  2. 1 2 "Finnish peasant history" . Retrieved 13 July 2014.
  3. Kimmo Katajala: Miksi nuijasota syttyi Pohjanmaalla?, Tieteessä Tapahtuu 3/2003, p. 12–17. (in Finnish)
  4. "Jaakko Ilkka's Descendants" . Retrieved 12 July 2014.
  5. 1 2 3 4 "Jaakko Ilkka's biography". Archived from the original on 5 June 2016. Retrieved 13 July 2014.
  6. "Battle Map (Finnish)". Archived from the original on 12 August 2009. Retrieved 12 July 2014.

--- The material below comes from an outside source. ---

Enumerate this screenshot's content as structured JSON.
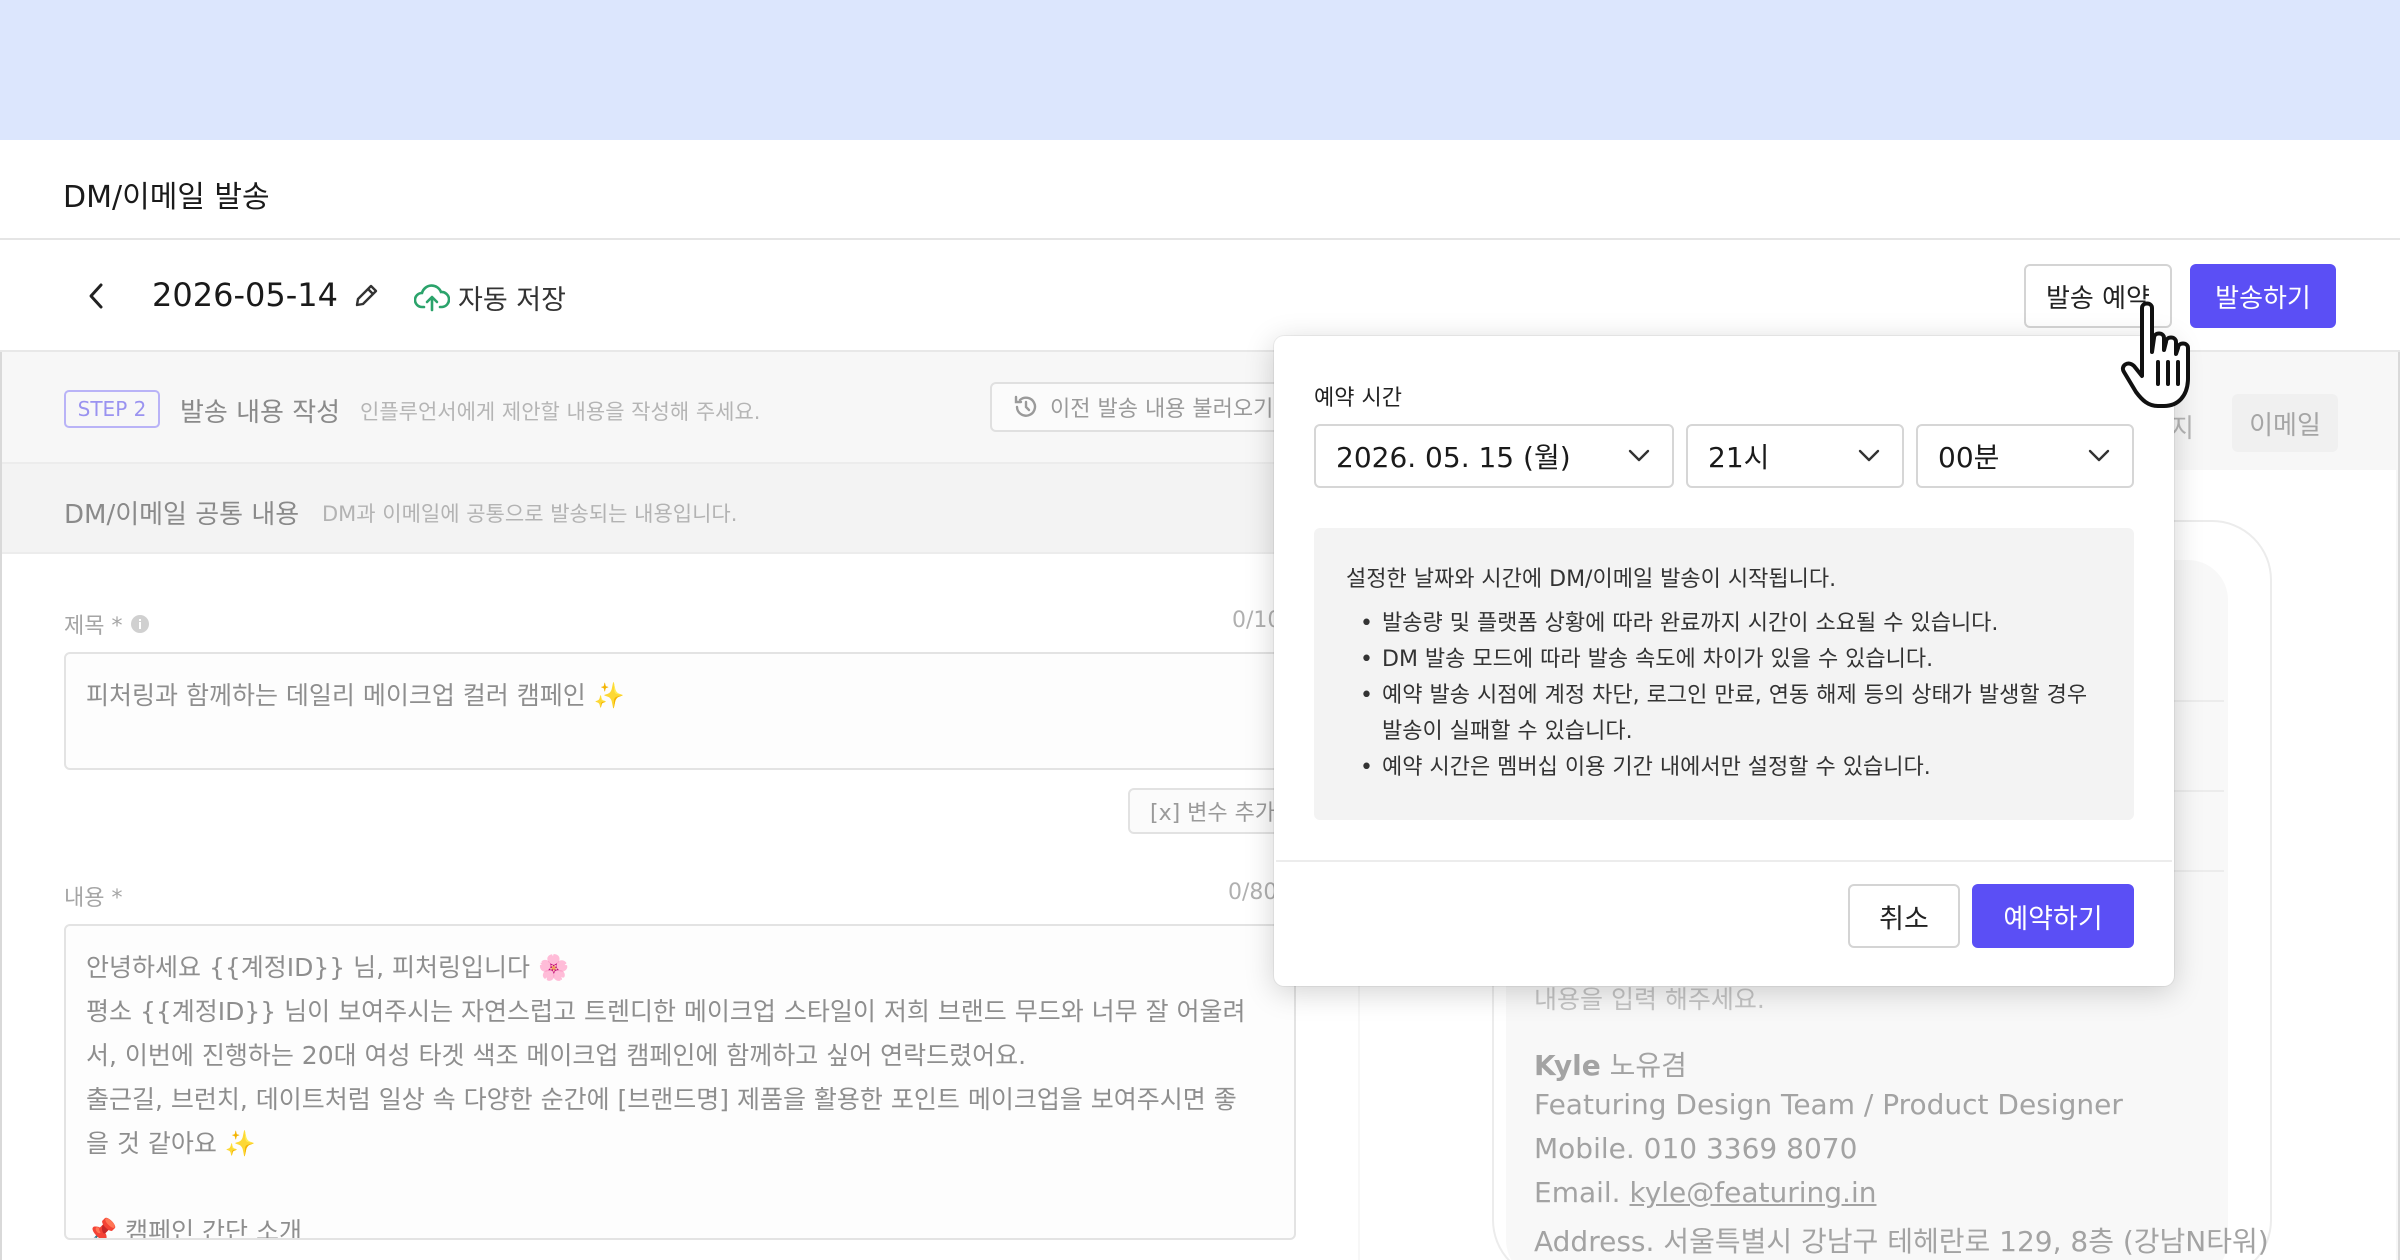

  7. "Charles (Finnish)". 12 July 2010. Retrieved 12 July 2014.
  8. "Painting". Archived from the original on 13 December 2006. Retrieved 12 July 2014.
  9. "Cudgel War Reenactment". Archived from the original on 14 July 2014. Retrieved 7 July 2014.
  10. "Coin" . Retrieved 12 July 2014.